Even when people do not agree with the final outcome (product) of a complaint process, they will usually accept the result if the investigative team provided them with both process and personal satisfaction. I cannot emphasize this point too much: Give people process satisfaction and personal satisfaction, and they will usually be content, even if they disagree with your substantive decision. If, on the other hand, a church or ministry fails to give these two levels of satisfaction, their leaders will often be forced to spend many hours responding to a proliferation of complaints against them.

Each situation will have its own unique challenges and requirements, but there are several general principles that help to ensure overall satisfaction with a formal complaint process.

When these principles are consistently practiced, most complaints against leaders can be resolved in a redemptive manner. In the process, people can be encouraged to express their concerns productively. Leaders can be protected from false accusations and encouraged to grow where needed. The reputation of the church or ministry can be preserved. And most importantly, God’s name will be honored as his people respond to one another as Christ would, with justice, integrity, and righteousness.

If you need advice on how to apply these principles in a particularly difficult situation, please contact Relational Wisdom 360 and ask for assistance from the Christian Conciliation Service [9].

– Ken Sande

See a companion article: Approachability: The Passport to Real Ministry and Leadership [3]

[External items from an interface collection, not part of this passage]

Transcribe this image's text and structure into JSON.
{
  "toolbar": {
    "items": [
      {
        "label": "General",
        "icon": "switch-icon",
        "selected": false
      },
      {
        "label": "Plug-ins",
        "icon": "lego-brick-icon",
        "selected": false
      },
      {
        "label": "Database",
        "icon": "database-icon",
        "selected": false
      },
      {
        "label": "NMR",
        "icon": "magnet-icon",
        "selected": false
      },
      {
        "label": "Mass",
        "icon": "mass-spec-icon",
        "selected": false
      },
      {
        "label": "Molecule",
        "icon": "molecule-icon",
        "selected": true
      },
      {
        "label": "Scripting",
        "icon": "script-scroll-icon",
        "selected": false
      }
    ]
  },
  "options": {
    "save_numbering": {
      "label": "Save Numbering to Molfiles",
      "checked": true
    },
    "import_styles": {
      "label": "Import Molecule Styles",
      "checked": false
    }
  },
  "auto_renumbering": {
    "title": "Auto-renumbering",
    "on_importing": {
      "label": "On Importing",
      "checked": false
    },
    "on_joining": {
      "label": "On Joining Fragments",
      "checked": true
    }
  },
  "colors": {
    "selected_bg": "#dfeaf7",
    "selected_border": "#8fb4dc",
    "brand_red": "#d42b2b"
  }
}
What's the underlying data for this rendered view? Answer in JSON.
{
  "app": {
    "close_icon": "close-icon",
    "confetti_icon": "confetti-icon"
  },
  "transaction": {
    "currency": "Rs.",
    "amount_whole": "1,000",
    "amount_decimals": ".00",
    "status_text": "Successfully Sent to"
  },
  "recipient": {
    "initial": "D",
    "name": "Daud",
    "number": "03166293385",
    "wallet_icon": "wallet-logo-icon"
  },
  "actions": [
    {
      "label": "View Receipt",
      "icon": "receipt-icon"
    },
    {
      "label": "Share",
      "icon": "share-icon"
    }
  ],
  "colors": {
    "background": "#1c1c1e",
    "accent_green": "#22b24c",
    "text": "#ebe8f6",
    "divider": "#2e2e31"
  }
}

_____________________
[1] For examples of when it is appropriate to involve others immediately, see The Peacemaker [10], pp. 146-147

[2] Names of qualified conciliators may be requested from RW360 [11] as well as from many denominational offices that have trained conciliator teams through our programs.

[3] For example, the 1689 London Baptist Confession of Faith provides that “In cases of difficulties or differences, either in point of doctrine or administration, wherein either the churches in general are concerned, or any one church, in their peace, union, and edification; or any member or members of any church are injured, in or by any proceedings in censures not agreeable to truth and order: it is according to the mind of Christ, that many churches holding communion together, do, by their messengers, meet to consider, and give their advice in or about that matter in difference, to be reported to all the churches concerned; howbeit these messengers assembled, are not entrusted with any church-power properly so called; or with any jurisdiction over the churches themselves, to exercise any censures either over any churches or persons; or to impose their determination on the churches or officers” (Chapter 26, section 15).

[4] Sample wording for a clause: “If we have a legal dispute with or within our church and cannot resolve it internally through the steps given above, we will obey God’s command not to go into the civil court (1 Cor. 6:1-8). Instead, we will submit the matter to mediation and, if necessary, legally binding arbitration, in accordance with the Rules of Procedure for Christian Conciliation of the Christian Conciliation Service, a division of Relational Wisdom 360.” For more information on conciliation clauses, click here [12].


Share this post